Marc Schober is the editor of Farmland Forecast an educational blog devoted to investments in agriculture and farmland.
Projected Planted Corn Acres at 75 year High
Mar 30, 2012
The USDA estimates in 2012 the U.S. will plant 95.9 million acres of corn, the most since before World War II. The record planting estimate surprised the market that was expecting more acres allocated to soybeans and spring wheat. Soybean planted acres decreased by a percent at the expense of the increased corn acres planted. The increase in corn acres in the Prospective Plantings report was bearish for corn, but the Quarterly Stocks report more than offset this increase. The U.S. only has 6.01 billion bushels of corn in stock, well below last year's levels and analyst predictions, implying demand for corn is still high.
Farmers are expected to plant 225.7 million acres of corn, soybeans, and wheat for the 2012 crop year, a 1.8% increase from 2011's 221.3 million acres and the highest since 1982. Improving agricultural economics is incentivizing farmers to plant as much acres as possible. Net farm income for 2012 is expected to be $91.7 billion, the second highest on record.

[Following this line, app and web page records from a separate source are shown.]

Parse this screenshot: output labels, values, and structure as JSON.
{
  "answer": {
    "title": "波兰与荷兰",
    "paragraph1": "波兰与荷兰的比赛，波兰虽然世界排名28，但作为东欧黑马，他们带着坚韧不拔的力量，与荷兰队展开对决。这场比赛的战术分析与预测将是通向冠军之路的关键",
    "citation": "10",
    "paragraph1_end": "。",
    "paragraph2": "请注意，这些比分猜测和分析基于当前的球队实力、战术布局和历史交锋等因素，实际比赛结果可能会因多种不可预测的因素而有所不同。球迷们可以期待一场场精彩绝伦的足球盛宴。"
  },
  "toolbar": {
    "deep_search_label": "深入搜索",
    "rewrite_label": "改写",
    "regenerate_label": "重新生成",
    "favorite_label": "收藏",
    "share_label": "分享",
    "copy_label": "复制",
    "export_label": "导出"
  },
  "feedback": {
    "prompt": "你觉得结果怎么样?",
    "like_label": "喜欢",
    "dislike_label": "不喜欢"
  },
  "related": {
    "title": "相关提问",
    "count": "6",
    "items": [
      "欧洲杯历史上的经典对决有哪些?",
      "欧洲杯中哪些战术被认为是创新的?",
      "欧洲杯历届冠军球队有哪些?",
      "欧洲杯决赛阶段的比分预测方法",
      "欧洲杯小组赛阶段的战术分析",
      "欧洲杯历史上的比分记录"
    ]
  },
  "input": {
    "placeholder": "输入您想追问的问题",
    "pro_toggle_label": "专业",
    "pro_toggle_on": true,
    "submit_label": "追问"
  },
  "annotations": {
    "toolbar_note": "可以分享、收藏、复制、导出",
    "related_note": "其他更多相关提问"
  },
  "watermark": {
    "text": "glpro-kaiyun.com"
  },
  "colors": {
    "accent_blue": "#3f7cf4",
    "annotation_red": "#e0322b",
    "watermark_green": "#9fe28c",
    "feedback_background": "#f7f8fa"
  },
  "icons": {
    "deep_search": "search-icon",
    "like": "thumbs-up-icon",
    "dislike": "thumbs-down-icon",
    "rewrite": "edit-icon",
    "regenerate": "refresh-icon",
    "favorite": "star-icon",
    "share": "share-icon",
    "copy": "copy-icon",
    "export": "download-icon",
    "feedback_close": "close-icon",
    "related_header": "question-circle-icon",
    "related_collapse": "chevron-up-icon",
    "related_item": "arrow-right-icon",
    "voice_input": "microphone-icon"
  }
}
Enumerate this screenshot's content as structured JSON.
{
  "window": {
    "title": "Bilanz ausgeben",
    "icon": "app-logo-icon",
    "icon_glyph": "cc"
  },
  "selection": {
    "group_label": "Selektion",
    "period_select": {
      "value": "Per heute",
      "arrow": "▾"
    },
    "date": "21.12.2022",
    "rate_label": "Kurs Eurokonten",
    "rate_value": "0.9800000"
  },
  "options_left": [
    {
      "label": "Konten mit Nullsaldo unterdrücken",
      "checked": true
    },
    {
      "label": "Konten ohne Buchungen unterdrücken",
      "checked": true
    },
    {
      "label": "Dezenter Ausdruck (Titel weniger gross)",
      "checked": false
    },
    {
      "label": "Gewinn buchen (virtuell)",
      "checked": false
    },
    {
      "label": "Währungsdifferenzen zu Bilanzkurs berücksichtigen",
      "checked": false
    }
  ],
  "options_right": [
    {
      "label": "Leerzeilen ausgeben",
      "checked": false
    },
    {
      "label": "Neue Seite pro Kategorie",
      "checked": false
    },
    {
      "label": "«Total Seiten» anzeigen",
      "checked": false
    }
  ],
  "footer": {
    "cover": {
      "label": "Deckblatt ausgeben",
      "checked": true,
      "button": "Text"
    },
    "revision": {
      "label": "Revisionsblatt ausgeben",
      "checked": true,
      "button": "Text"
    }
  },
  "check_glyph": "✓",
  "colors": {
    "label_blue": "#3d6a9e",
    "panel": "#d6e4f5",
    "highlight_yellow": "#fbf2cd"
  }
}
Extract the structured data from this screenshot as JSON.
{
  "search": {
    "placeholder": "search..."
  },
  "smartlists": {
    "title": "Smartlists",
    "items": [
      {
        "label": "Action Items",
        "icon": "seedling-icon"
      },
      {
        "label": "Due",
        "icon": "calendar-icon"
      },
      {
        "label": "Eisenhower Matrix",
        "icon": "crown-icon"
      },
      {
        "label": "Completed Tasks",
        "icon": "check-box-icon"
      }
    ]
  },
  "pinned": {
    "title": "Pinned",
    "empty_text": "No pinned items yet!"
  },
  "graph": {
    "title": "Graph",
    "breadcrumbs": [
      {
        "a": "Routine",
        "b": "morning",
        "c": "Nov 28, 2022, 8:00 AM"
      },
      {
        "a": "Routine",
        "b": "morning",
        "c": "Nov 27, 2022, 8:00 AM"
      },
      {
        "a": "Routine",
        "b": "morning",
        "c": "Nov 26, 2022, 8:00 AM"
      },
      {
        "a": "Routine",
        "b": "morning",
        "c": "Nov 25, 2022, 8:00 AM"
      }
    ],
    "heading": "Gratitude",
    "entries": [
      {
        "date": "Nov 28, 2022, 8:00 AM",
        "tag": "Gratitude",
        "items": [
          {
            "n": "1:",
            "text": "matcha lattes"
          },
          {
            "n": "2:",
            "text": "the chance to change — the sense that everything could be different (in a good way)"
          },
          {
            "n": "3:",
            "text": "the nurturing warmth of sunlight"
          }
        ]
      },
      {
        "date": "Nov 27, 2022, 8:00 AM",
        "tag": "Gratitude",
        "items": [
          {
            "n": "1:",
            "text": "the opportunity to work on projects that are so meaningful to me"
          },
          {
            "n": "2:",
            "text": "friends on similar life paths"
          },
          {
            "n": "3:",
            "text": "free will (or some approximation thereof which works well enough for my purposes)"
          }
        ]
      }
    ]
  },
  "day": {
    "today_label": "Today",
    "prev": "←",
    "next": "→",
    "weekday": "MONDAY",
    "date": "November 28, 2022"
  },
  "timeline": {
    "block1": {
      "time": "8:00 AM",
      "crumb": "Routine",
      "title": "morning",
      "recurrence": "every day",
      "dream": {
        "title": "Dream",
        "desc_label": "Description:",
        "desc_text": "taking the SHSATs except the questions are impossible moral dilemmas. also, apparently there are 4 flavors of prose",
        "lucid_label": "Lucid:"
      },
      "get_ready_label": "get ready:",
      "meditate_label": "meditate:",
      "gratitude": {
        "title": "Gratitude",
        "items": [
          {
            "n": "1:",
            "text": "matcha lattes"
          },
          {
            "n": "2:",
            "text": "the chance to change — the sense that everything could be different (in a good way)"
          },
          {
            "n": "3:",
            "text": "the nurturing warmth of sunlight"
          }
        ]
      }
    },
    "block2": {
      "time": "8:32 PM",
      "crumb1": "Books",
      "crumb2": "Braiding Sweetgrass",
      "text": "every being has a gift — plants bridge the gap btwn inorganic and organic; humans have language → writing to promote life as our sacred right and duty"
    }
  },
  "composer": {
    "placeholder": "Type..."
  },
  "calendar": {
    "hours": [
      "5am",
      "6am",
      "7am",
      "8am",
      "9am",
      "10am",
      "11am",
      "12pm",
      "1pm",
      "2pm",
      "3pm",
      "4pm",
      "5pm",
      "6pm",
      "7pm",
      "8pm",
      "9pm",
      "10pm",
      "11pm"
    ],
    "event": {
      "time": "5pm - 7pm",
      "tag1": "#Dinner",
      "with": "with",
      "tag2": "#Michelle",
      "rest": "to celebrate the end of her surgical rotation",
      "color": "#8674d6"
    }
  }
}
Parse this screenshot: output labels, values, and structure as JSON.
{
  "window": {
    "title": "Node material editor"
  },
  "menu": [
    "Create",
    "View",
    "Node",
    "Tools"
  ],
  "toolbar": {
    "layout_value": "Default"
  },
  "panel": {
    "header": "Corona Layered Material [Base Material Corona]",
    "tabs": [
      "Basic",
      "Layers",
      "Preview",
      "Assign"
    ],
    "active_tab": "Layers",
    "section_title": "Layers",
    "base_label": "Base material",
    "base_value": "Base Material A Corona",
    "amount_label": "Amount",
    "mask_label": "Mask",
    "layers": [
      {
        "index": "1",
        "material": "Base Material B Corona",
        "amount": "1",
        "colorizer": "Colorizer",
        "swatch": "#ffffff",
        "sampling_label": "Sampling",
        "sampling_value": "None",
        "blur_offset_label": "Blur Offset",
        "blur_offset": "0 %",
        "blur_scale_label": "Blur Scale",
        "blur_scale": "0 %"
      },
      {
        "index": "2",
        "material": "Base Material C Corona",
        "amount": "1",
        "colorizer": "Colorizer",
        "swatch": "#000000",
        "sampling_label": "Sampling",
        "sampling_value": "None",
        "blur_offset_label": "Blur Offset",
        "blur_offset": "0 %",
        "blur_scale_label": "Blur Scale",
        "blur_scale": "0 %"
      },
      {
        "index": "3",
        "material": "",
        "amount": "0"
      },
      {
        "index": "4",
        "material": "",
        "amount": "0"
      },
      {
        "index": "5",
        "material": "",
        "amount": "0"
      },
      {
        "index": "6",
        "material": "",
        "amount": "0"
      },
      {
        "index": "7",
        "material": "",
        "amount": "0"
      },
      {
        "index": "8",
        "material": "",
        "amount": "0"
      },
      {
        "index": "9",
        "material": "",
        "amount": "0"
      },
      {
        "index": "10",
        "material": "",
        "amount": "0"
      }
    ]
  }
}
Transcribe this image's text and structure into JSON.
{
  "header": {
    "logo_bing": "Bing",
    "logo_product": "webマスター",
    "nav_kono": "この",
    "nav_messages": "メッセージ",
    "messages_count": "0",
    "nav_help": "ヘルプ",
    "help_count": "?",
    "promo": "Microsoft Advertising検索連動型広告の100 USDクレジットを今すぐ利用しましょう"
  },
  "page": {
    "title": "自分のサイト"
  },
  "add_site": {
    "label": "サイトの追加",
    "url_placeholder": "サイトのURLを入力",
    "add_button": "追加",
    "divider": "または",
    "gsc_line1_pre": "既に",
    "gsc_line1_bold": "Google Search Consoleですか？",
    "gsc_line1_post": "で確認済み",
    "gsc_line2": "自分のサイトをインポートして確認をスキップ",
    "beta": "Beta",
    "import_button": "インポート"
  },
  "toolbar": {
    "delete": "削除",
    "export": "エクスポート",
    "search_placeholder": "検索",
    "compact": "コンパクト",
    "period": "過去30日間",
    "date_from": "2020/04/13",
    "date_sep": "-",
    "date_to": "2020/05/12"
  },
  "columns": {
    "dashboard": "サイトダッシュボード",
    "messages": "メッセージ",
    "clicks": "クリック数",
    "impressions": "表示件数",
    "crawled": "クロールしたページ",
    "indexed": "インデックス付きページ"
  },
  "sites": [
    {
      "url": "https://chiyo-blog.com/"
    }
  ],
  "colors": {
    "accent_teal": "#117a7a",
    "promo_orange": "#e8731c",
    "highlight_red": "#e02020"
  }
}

Corn planted acres for 2012 were estimated at 95.9 million acres, the largest acreage since 1937 and a 4% increase from 2011's 91.9 million acres. High corn prices relative to soybeans and warm, dry weather has encouraged farmers to plant corn at the expense of soybeans.
Record corn acreage is expected in Idaho, Iowa, Minnesota, North Dakota, and South Dakota, while acreage is projected to decrease in the central and southern Great Plains. The large acreage is bearish for corn prices as a big corn crop may rebuild decade low supplies.
Soybean planted acres went in a different direction and was estimated at 73.9 million acres, a decrease of 1% from last year's 75.0 million acres and 5% from 2010. Soybean acreage is down or unchanged across the Corn Belt and Great Plains with the exception of Illinois, North Dakota, South Dakota, and Wisconsin.
If soybean prices continue to rise in the next few weeks, farmers may increase soybean acreage at the expense of corn acreage.
Wheat planted acres were estimated at 55.9 million acres, an increase of 3% from 2011's 54.4 million acres. Spring wheat acres were lower than expected at 14.2 million acres, an only 0.5 million increase from 2010. High wheat supplies provided little incentive for farmers to plant wheat.
Corn stocks as of March 1, 2012 were estimated at 6.01 billion bushels, an 8% decrease from March 1, 2011 and a 150 million bushels lower than market expectations. Of the 6.01 billion bushels, 3.19 billion are stored on farms, down 6% from 2011. 2.82 billion bushels were being held in off-farm locations, a 10% decrease from last year. Disappearance from December 2011 to February 2012 was 3.64 billion bushels compared with 3.53 billion bushels during the same period a year prior.
Soybean stocks as of March 1, 2012 were estimated at 1.37 billion bushels, a 10% increase from 2011 and somewhat in line with analysts’ estimates. On-farm stocks were 555 million bushels, a 10% increase from a year prior. 817 million bushels were located in off-farm locations, another 10% increase from last March. Disappearance from December 2011 to February 2012 was 998 million bushels, a 3% decrease from last year.
Wheat stocks as of March 1, 2012 were estimated at 1.20 billion bushels, a 16% decrease from a year prior. 217 million bushels were held in on-farm locations, down 25% from last March. Off-farm stocks were estimated at 983 million bushels, a 14% drop from a year ago. Disappearance from December 2011 to February 2012 was 462 million bushels, a decrease of 9% from last year.
Corn and soybean prices rallied on this morning’s news. Realistically, we think 95.9 million acres of corn may not be achievable as high soybean prices may cause farmers to make a last minute switch and the fact there might not be enough corn seed to actually plant that many acres. Excellent planting weather may allow farmers to plant as much grain as possible though. We now anticipate the June 1 USDA report, which will provide a more accurate picture of planted acres.